> [TASK BRIEF] Drop the pictures and restate the rest of the listing word for word.

> [RECORDS TO PROCESS]
§

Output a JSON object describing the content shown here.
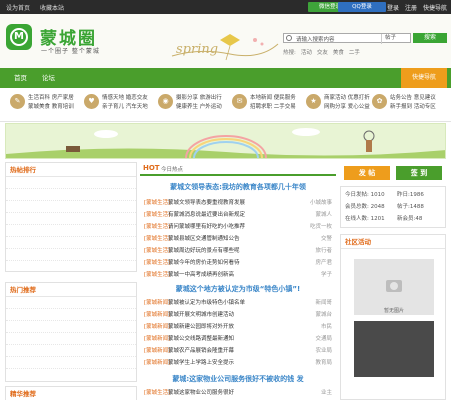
{
  "topbar": {
    "links": [
      "设为首页",
      "收藏本站"
    ],
    "wechat_login": "微信登录",
    "qq_login": "QQ登录",
    "right_links": [
      "登录",
      "注册",
      "快捷导航"
    ]
  },
  "header": {
    "logo_letter": "M",
    "site_title": "蒙城圈",
    "slogan": "一个圈子 整个蒙城",
    "spring_text": "spring",
    "search": {
      "placeholder": "请输入搜索内容",
      "scope": "帖子",
      "button": "搜索"
    },
    "hotwords": [
      "热搜:",
      "活动",
      "交友",
      "美食",
      "二手"
    ]
  },
  "nav": {
    "items": [
      "首页",
      "论坛"
    ],
    "quick_nav": "快捷导航"
  },
  "categories": [
    {
      "icon": "book-icon",
      "links": [
        "生活百科",
        "房产家居",
        "蒙城美食",
        "教育培训"
      ]
    },
    {
      "icon": "heart-icon",
      "links": [
        "情感天地",
        "婚恋交友",
        "亲子育儿",
        "汽车天地"
      ]
    },
    {
      "icon": "camera-icon",
      "links": [
        "摄影分享",
        "旅游出行",
        "健康养生",
        "户外运动"
      ]
    },
    {
      "icon": "chat-icon",
      "links": [
        "本地新闻",
        "便民服务",
        "招聘求职",
        "二手交易"
      ]
    },
    {
      "icon": "star-icon",
      "links": [
        "商家活动",
        "优惠打折",
        "网购分享",
        "爱心公益"
      ]
    },
    {
      "icon": "gift-icon",
      "links": [
        "站务公告",
        "意见建议",
        "新手报到",
        "活动专区"
      ]
    }
  ],
  "left": {
    "hot_title": "热帖排行",
    "hot_rows": [
      "",
      "",
      "",
      "",
      "",
      "",
      "",
      ""
    ],
    "rec_title": "热门推荐",
    "rec_rows": [
      "",
      "",
      "",
      "",
      "",
      "",
      ""
    ],
    "more_title": "精华推荐"
  },
  "center": {
    "hot_label": "HOT",
    "hot_sub": "今日热点",
    "headlines": [
      "蒙城文领导表态:我坊的教育各项都几十年领",
      "蒙城这个地方被认定为市级“特色小镇”!",
      "蒙城:这家物业公司服务很好不被收的钱 发"
    ],
    "news_groups": [
      [
        {
          "tag": "[蒙城生活]",
          "title": "蒙城文领导表态要重视教育发展",
          "author": "小城故事"
        },
        {
          "tag": "[蒙城生活]",
          "title": "有蒙城消息说最近要出台新规定",
          "author": "蒙城人"
        },
        {
          "tag": "[蒙城生活]",
          "title": "请问蒙城哪里有好吃的小吃推荐",
          "author": "吃货一枚"
        },
        {
          "tag": "[蒙城生活]",
          "title": "蒙城县城区交通管制通知公告",
          "author": "交警"
        },
        {
          "tag": "[蒙城生活]",
          "title": "蒙城周边好玩的景点有哪些呢",
          "author": "旅行者"
        },
        {
          "tag": "[蒙城生活]",
          "title": "蒙城今年的房价走势如何看待",
          "author": "房产君"
        },
        {
          "tag": "[蒙城生活]",
          "title": "蒙城一中高考成绩再创新高",
          "author": "学子"
        }
      ],
      [
        {
          "tag": "[蒙城新闻]",
          "title": "蒙城被认定为市级特色小镇名单",
          "author": "新闻哥"
        },
        {
          "tag": "[蒙城新闻]",
          "title": "蒙城开展文明城市创建活动",
          "author": "蒙城台"
        },
        {
          "tag": "[蒙城新闻]",
          "title": "蒙城新建公园即将对外开放",
          "author": "市民"
        },
        {
          "tag": "[蒙城新闻]",
          "title": "蒙城公交线路调整最新通知",
          "author": "交通局"
        },
        {
          "tag": "[蒙城新闻]",
          "title": "蒙城农产品展销会隆重开幕",
          "author": "农业局"
        },
        {
          "tag": "[蒙城新闻]",
          "title": "蒙城学生上学路上安全提示",
          "author": "教育局"
        }
      ],
      [
        {
          "tag": "[蒙城生活]",
          "title": "蒙城这家物业公司服务很好",
          "author": "业主"
        }
      ]
    ]
  },
  "right": {
    "post_button": "发 帖",
    "signin_button": "签 到",
    "stats": [
      {
        "a": "今日发帖: 1010",
        "b": "昨日:1986"
      },
      {
        "a": "会员总数: 2048",
        "b": "帖子:1488"
      },
      {
        "a": "在线人数: 1201",
        "b": "新会员:48"
      }
    ],
    "community_title": "社区活动",
    "photo_caption": "暂无图片"
  },
  "colors": {
    "brand_green": "#3aa534",
    "nav_green": "#4a9e2c",
    "accent_orange": "#e06b1a",
    "quick_orange": "#ee9d1c",
    "headline_blue": "#3a86c8"
  }
}
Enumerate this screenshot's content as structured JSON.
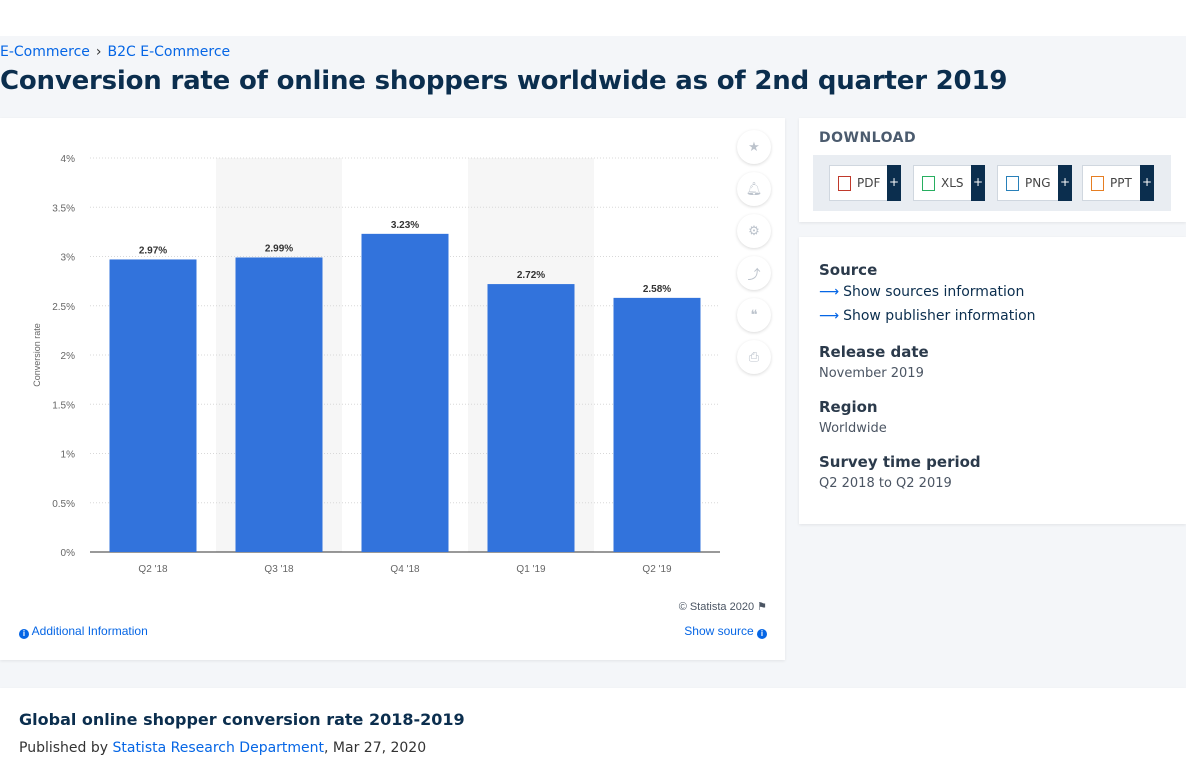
{
  "breadcrumb": [
    "E-Commerce",
    "B2C E-Commerce"
  ],
  "page_title": "Conversion rate of online shoppers worldwide as of 2nd quarter 2019",
  "chart_data": {
    "type": "bar",
    "categories": [
      "Q2 '18",
      "Q3 '18",
      "Q4 '18",
      "Q1 '19",
      "Q2 '19"
    ],
    "values": [
      2.97,
      2.99,
      3.23,
      2.72,
      2.58
    ],
    "data_labels": [
      "2.97%",
      "2.99%",
      "3.23%",
      "2.72%",
      "2.58%"
    ],
    "ylabel": "Conversion rate",
    "ylim": [
      0,
      4
    ],
    "yticks": [
      "0%",
      "0.5%",
      "1%",
      "1.5%",
      "2%",
      "2.5%",
      "3%",
      "3.5%",
      "4%"
    ],
    "grid": true,
    "bar_color": "#3273dc"
  },
  "chart_footer": {
    "copyright": "© Statista 2020",
    "additional_info": "Additional Information",
    "show_source": "Show source"
  },
  "download": {
    "title": "DOWNLOAD",
    "formats": [
      "PDF",
      "XLS",
      "PNG",
      "PPT"
    ]
  },
  "source_panel": {
    "source_heading": "Source",
    "show_sources": "Show sources information",
    "show_publisher": "Show publisher information",
    "release_heading": "Release date",
    "release_value": "November 2019",
    "region_heading": "Region",
    "region_value": "Worldwide",
    "survey_heading": "Survey time period",
    "survey_value": "Q2 2018 to Q2 2019"
  },
  "bottom": {
    "title": "Global online shopper conversion rate 2018-2019",
    "published_by": "Published by",
    "publisher": "Statista Research Department",
    "date": ", Mar 27, 2020"
  }
}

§

> [YOUR RESPONSE]
Output a JSON object describing the content shown here.
{
  "topbar": {
    "links": [
      "设为首页",
      "收藏本站"
    ],
    "wechat_login": "微信登录",
    "qq_login": "QQ登录",
    "right_links": [
      "登录",
      "注册",
      "快捷导航"
    ]
  },
  "header": {
    "logo_letter": "M",
    "site_title": "蒙城圈",
    "slogan": "一个圈子 整个蒙城",
    "spring_text": "spring",
    "search": {
      "placeholder": "请输入搜索内容",
      "scope": "帖子",
      "button": "搜索"
    },
    "hotwords": [
      "热搜:",
      "活动",
      "交友",
      "美食",
      "二手"
    ]
  },
  "nav": {
    "items": [
      "首页",
      "论坛"
    ],
    "quick_nav": "快捷导航"
  },
  "categories": [
    {
      "icon": "book-icon",
      "links": [
        "生活百科",
        "房产家居",
        "蒙城美食",
        "教育培训"
      ]
    },
    {
      "icon": "heart-icon",
      "links": [
        "情感天地",
        "婚恋交友",
        "亲子育儿",
        "汽车天地"
      ]
    },
    {
      "icon": "camera-icon",
      "links": [
        "摄影分享",
        "旅游出行",
        "健康养生",
        "户外运动"
      ]
    },
    {
      "icon": "chat-icon",
      "links": [
        "本地新闻",
        "便民服务",
        "招聘求职",
        "二手交易"
      ]
    },
    {
      "icon": "star-icon",
      "links": [
        "商家活动",
        "优惠打折",
        "网购分享",
        "爱心公益"
      ]
    },
    {
      "icon": "gift-icon",
      "links": [
        "站务公告",
        "意见建议",
        "新手报到",
        "活动专区"
      ]
    }
  ],
  "left": {
    "hot_title": "热帖排行",
    "hot_rows": [
      "",
      "",
      "",
      "",
      "",
      "",
      "",
      ""
    ],
    "rec_title": "热门推荐",
    "rec_rows": [
      "",
      "",
      "",
      "",
      "",
      "",
      ""
    ],
    "more_title": "精华推荐"
  },
  "center": {
    "hot_label": "HOT",
    "hot_sub": "今日热点",
    "headlines": [
      "蒙城文领导表态:我坊的教育各项都几十年领",
      "蒙城这个地方被认定为市级“特色小镇”!",
      "蒙城:这家物业公司服务很好不被收的钱 发"
    ],
    "news_groups": [
      [
        {
          "tag": "[蒙城生活]",
          "title": "蒙城文领导表态要重视教育发展",
          "author": "小城故事"
        },
        {
          "tag": "[蒙城生活]",
          "title": "有蒙城消息说最近要出台新规定",
          "author": "蒙城人"
        },
        {
          "tag": "[蒙城生活]",
          "title": "请问蒙城哪里有好吃的小吃推荐",
          "author": "吃货一枚"
        },
        {
          "tag": "[蒙城生活]",
          "title": "蒙城县城区交通管制通知公告",
          "author": "交警"
        },
        {
          "tag": "[蒙城生活]",
          "title": "蒙城周边好玩的景点有哪些呢",
          "author": "旅行者"
        },
        {
          "tag": "[蒙城生活]",
          "title": "蒙城今年的房价走势如何看待",
          "author": "房产君"
        },
        {
          "tag": "[蒙城生活]",
          "title": "蒙城一中高考成绩再创新高",
          "author": "学子"
        }
      ],
      [
        {
          "tag": "[蒙城新闻]",
          "title": "蒙城被认定为市级特色小镇名单",
          "author": "新闻哥"
        },
        {
          "tag": "[蒙城新闻]",
          "title": "蒙城开展文明城市创建活动",
          "author": "蒙城台"
        },
        {
          "tag": "[蒙城新闻]",
          "title": "蒙城新建公园即将对外开放",
          "author": "市民"
        },
        {
          "tag": "[蒙城新闻]",
          "title": "蒙城公交线路调整最新通知",
          "author": "交通局"
        },
        {
          "tag": "[蒙城新闻]",
          "title": "蒙城农产品展销会隆重开幕",
          "author": "农业局"
        },
        {
          "tag": "[蒙城新闻]",
          "title": "蒙城学生上学路上安全提示",
          "author": "教育局"
        }
      ],
      [
        {
          "tag": "[蒙城生活]",
          "title": "蒙城这家物业公司服务很好",
          "author": "业主"
        }
      ]
    ]
  },
  "right": {
    "post_button": "发 帖",
    "signin_button": "签 到",
    "stats": [
      {
        "a": "今日发帖: 1010",
        "b": "昨日:1986"
      },
      {
        "a": "会员总数: 2048",
        "b": "帖子:1488"
      },
      {
        "a": "在线人数: 1201",
        "b": "新会员:48"
      }
    ],
    "community_title": "社区活动",
    "photo_caption": "暂无图片"
  },
  "colors": {
    "brand_green": "#3aa534",
    "nav_green": "#4a9e2c",
    "accent_orange": "#e06b1a",
    "quick_orange": "#ee9d1c",
    "headline_blue": "#3a86c8"
  }
}
Enumerate this screenshot's content as structured JSON.
{
  "breadcrumb": [
    "E-Commerce",
    "B2C E-Commerce"
  ],
  "page_title": "Conversion rate of online shoppers worldwide as of 2nd quarter 2019",
  "chart_data": {
    "type": "bar",
    "categories": [
      "Q2 '18",
      "Q3 '18",
      "Q4 '18",
      "Q1 '19",
      "Q2 '19"
    ],
    "values": [
      2.97,
      2.99,
      3.23,
      2.72,
      2.58
    ],
    "data_labels": [
      "2.97%",
      "2.99%",
      "3.23%",
      "2.72%",
      "2.58%"
    ],
    "ylabel": "Conversion rate",
    "ylim": [
      0,
      4
    ],
    "yticks": [
      "0%",
      "0.5%",
      "1%",
      "1.5%",
      "2%",
      "2.5%",
      "3%",
      "3.5%",
      "4%"
    ],
    "grid": true,
    "bar_color": "#3273dc"
  },
  "chart_footer": {
    "copyright": "© Statista 2020",
    "additional_info": "Additional Information",
    "show_source": "Show source"
  },
  "download": {
    "title": "DOWNLOAD",
    "formats": [
      "PDF",
      "XLS",
      "PNG",
      "PPT"
    ]
  },
  "source_panel": {
    "source_heading": "Source",
    "show_sources": "Show sources information",
    "show_publisher": "Show publisher information",
    "release_heading": "Release date",
    "release_value": "November 2019",
    "region_heading": "Region",
    "region_value": "Worldwide",
    "survey_heading": "Survey time period",
    "survey_value": "Q2 2018 to Q2 2019"
  },
  "bottom": {
    "title": "Global online shopper conversion rate 2018-2019",
    "published_by": "Published by",
    "publisher": "Statista Research Department",
    "date": ", Mar 27, 2020"
  }
}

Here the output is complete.